06/14/2012 12:11 pm ET Updated Aug 08, 2012

Regulating Obesity

Many people responded indignantly to New York City Mayor Michael Bloomberg's proposed anti-obesity ban on large size sugary drinks. They contended that the government had no business interfering with personal choice in individual diets, even when such choice resulted in poor health. They were wrong.

It is the government's business when individuals' poor dietary habits lead to serious obesity-related diseases requiring expensive care that raises the cost of everybody else's health insurance. (Estimates are that the bill for treating obesity-related illnesses amounts to more than $190 billion annually, roughly 20 percent of the nation's total medical costs.) Under such circumstances, the government has a regulatory obligation to maintain a balance between individual freedom and the best interests of society as a whole. Why should non-obese Americans be penalized for the overindulgence of those who would eat themselves into an early grave?

Unfair as it may be, the general public's subsidizing the excessively overweight population's runaway medical expenses continues to take place against a backdrop of ever-increasing obesity. Extreme corpulence already afflicts more than one-third of all Americans. According to a Rand Corporation study, this present obesity epidemic with its raft of associated diseases (e.g. diabetes, stroke, heart problems, etc.) adds at least $150 a year to the average American's health insurance bill. Even more ominously, it is projected that if the national trend towards obesity continues unabated, the average American adult will be paying $820 more in annual health insurance premiums by 2018 to help cover the costs of the exploding medical burden.

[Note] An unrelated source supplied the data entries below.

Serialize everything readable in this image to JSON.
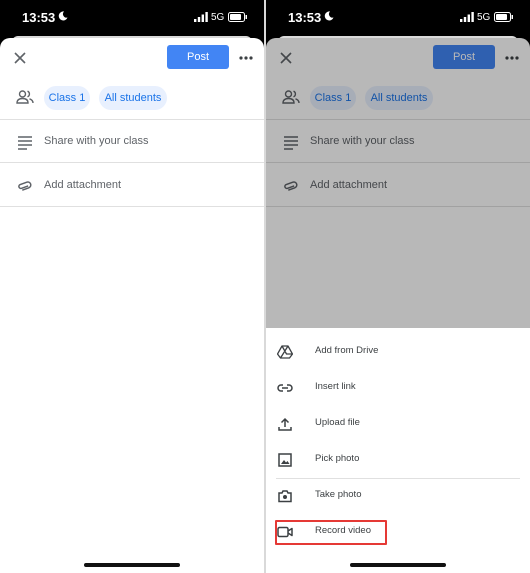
{
  "status_bar": {
    "time": "13:53",
    "network": "5G"
  },
  "composer": {
    "post_label": "Post",
    "audience_chips": [
      "Class 1",
      "All students"
    ],
    "share_placeholder": "Share with your class",
    "attachment_label": "Add attachment"
  },
  "attachment_menu": {
    "items": [
      {
        "label": "Add from Drive",
        "icon": "drive-icon"
      },
      {
        "label": "Insert link",
        "icon": "link-icon"
      },
      {
        "label": "Upload file",
        "icon": "upload-icon"
      },
      {
        "label": "Pick photo",
        "icon": "photo-icon"
      },
      {
        "label": "Take photo",
        "icon": "camera-icon"
      },
      {
        "label": "Record video",
        "icon": "video-icon"
      }
    ],
    "highlighted_item": "Record video"
  },
  "colors": {
    "primary": "#4285f4",
    "chip_bg": "#e8f0fe",
    "chip_text": "#1a73e8",
    "highlight": "#e53935"
  }
}
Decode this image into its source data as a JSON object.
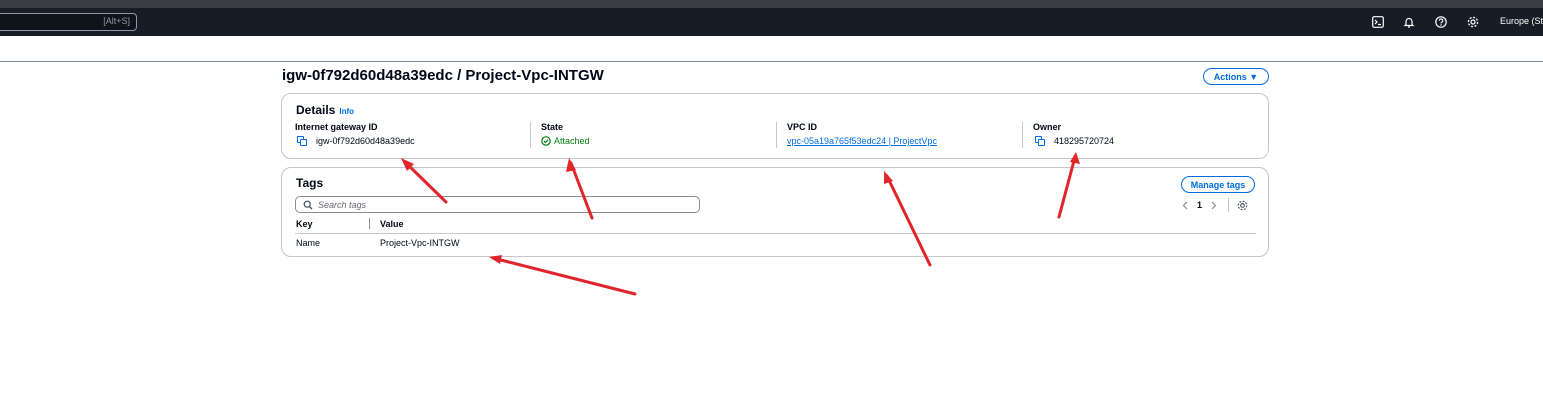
{
  "topbar": {
    "search_shortcut": "[Alt+S]",
    "icons": [
      "cloudshell-icon",
      "bell-icon",
      "help-icon",
      "gear-icon"
    ],
    "region": "Europe (Stoc"
  },
  "page": {
    "title": "igw-0f792d60d48a39edc / Project-Vpc-INTGW",
    "actions_label": "Actions ▼"
  },
  "details": {
    "title": "Details",
    "info_label": "Info",
    "fields": {
      "igw_label": "Internet gateway ID",
      "igw_value": "igw-0f792d60d48a39edc",
      "state_label": "State",
      "state_value": "Attached",
      "vpc_label": "VPC ID",
      "vpc_value": "vpc-05a19a765f53edc24 | ProjectVpc",
      "owner_label": "Owner",
      "owner_value": "418295720724"
    }
  },
  "tags": {
    "title": "Tags",
    "manage_label": "Manage tags",
    "search_placeholder": "Search tags",
    "page_number": "1",
    "columns": [
      "Key",
      "Value"
    ],
    "rows": [
      {
        "key": "Name",
        "value": "Project-Vpc-INTGW"
      }
    ]
  },
  "colors": {
    "accent": "#006ce0",
    "success": "#037f0c",
    "header_bg": "#161d26",
    "annotation_arrow": "#e0252b"
  }
}
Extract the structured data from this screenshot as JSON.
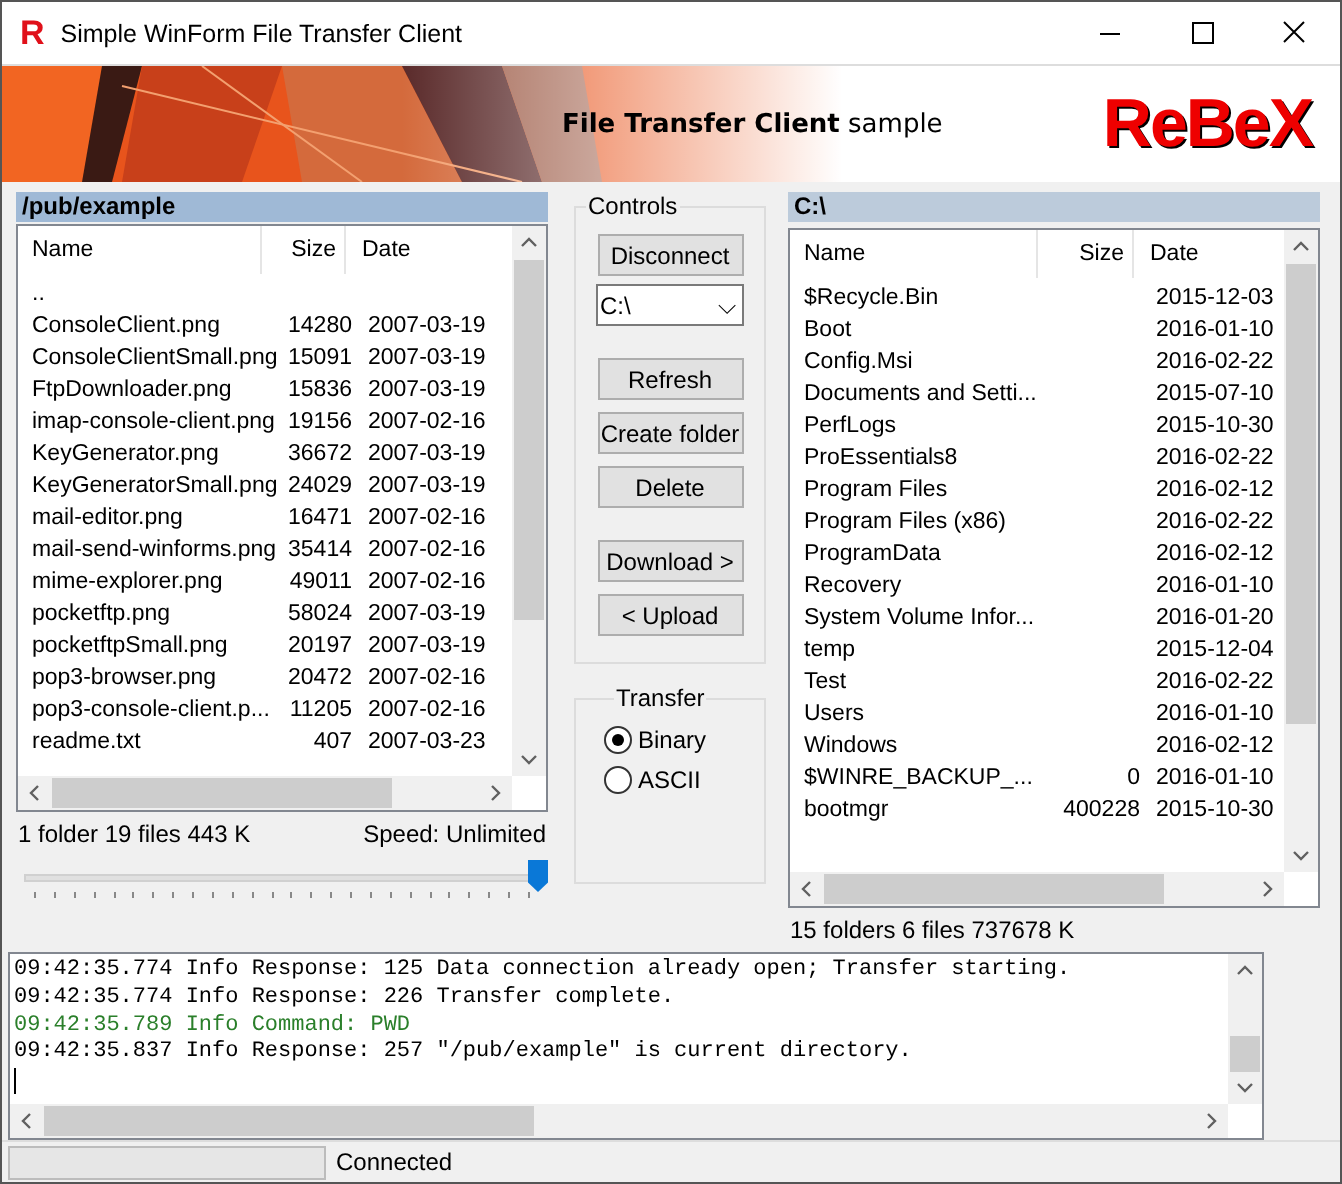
{
  "window": {
    "app_icon": "R",
    "title": "Simple WinForm File Transfer Client"
  },
  "banner": {
    "title": "**File Transfer Client** sample",
    "logo": "ReBeX"
  },
  "remote": {
    "path": "/pub/example",
    "columns": [
      "Name",
      "Size",
      "Date"
    ],
    "rows": [
      [
        "..",
        "",
        ""
      ],
      [
        "ConsoleClient.png",
        "14280",
        "2007-03-19"
      ],
      [
        "ConsoleClientSmall.png",
        "15091",
        "2007-03-19"
      ],
      [
        "FtpDownloader.png",
        "15836",
        "2007-03-19"
      ],
      [
        "imap-console-client.png",
        "19156",
        "2007-02-16"
      ],
      [
        "KeyGenerator.png",
        "36672",
        "2007-03-19"
      ],
      [
        "KeyGeneratorSmall.png",
        "24029",
        "2007-03-19"
      ],
      [
        "mail-editor.png",
        "16471",
        "2007-02-16"
      ],
      [
        "mail-send-winforms.png",
        "35414",
        "2007-02-16"
      ],
      [
        "mime-explorer.png",
        "49011",
        "2007-02-16"
      ],
      [
        "pocketftp.png",
        "58024",
        "2007-03-19"
      ],
      [
        "pocketftpSmall.png",
        "20197",
        "2007-03-19"
      ],
      [
        "pop3-browser.png",
        "20472",
        "2007-02-16"
      ],
      [
        "pop3-console-client.p...",
        "11205",
        "2007-02-16"
      ],
      [
        "readme.txt",
        "407",
        "2007-03-23"
      ]
    ],
    "summary": "1 folder 19 files 443 K",
    "speed": "Speed: Unlimited",
    "speed_slider": {
      "level": 1
    }
  },
  "controls": {
    "title": "Controls",
    "buttons": [
      "Disconnect"
    ],
    "drive": "C:\\",
    "caret": "⌵",
    "more_buttons": [
      "Refresh",
      "Create folder",
      "Delete"
    ],
    "transfer_buttons": [
      "Download >",
      "< Upload"
    ]
  },
  "transfer": {
    "title": "Transfer",
    "modes": [
      {
        "label": "Binary",
        "selected": true
      },
      {
        "label": "ASCII",
        "selected": false
      }
    ]
  },
  "local": {
    "path": "C:\\",
    "columns": [
      "Name",
      "Size",
      "Date"
    ],
    "rows": [
      [
        "$Recycle.Bin",
        "",
        "2015-12-03"
      ],
      [
        "Boot",
        "",
        "2016-01-10"
      ],
      [
        "Config.Msi",
        "",
        "2016-02-22"
      ],
      [
        "Documents and Setti...",
        "",
        "2015-07-10"
      ],
      [
        "PerfLogs",
        "",
        "2015-10-30"
      ],
      [
        "ProEssentials8",
        "",
        "2016-02-22"
      ],
      [
        "Program Files",
        "",
        "2016-02-12"
      ],
      [
        "Program Files (x86)",
        "",
        "2016-02-22"
      ],
      [
        "ProgramData",
        "",
        "2016-02-12"
      ],
      [
        "Recovery",
        "",
        "2016-01-10"
      ],
      [
        "System Volume Infor...",
        "",
        "2016-01-20"
      ],
      [
        "temp",
        "",
        "2015-12-04"
      ],
      [
        "Test",
        "",
        "2016-02-22"
      ],
      [
        "Users",
        "",
        "2016-01-10"
      ],
      [
        "Windows",
        "",
        "2016-02-12"
      ],
      [
        "$WINRE_BACKUP_...",
        "0",
        "2016-01-10"
      ],
      [
        "bootmgr",
        "400228",
        "2015-10-30"
      ]
    ],
    "summary": "15 folders 6 files 737678 K"
  },
  "log": [
    {
      "text": "09:42:35.774 Info Response: 125 Data connection already open; Transfer starting.",
      "kind": "response"
    },
    {
      "text": "09:42:35.774 Info Response: 226 Transfer complete.",
      "kind": "response"
    },
    {
      "text": "09:42:35.789 Info Command: PWD",
      "kind": "command"
    },
    {
      "text": "09:42:35.837 Info Response: 257 \"/pub/example\" is current directory.",
      "kind": "response"
    }
  ],
  "status_bar": {
    "progress": {
      "level": 0
    },
    "text": "Connected"
  }
}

Because being informed is hardly a guarantee of voluntary discipline at mealtime, government has to be more proactive than simply providing information about the benefits of proper diet and the dangers of a poor one. Out of respect for the Bill of Rights, the ideal course is not to mandate a total ban on food products linked to obesity. Instead, the public should be incentivized through regulation that encourages behavioral change. Make the products less convenient to consume, thereby enhancing the attraction of healthier alternatives. Incentives could take the form of restrictions on size, content, or availability of foods most implicated in one putting on excessive weight. Imposing a tax on the foods that are the greatest offenders would serve not only as a disincentive; for individuals who were not deterred, the levy at least in theory would compel them to help finance the extra medical care generated by their own self-inflicted plight.

So lay off Mayor Bloomberg. He was on the right track.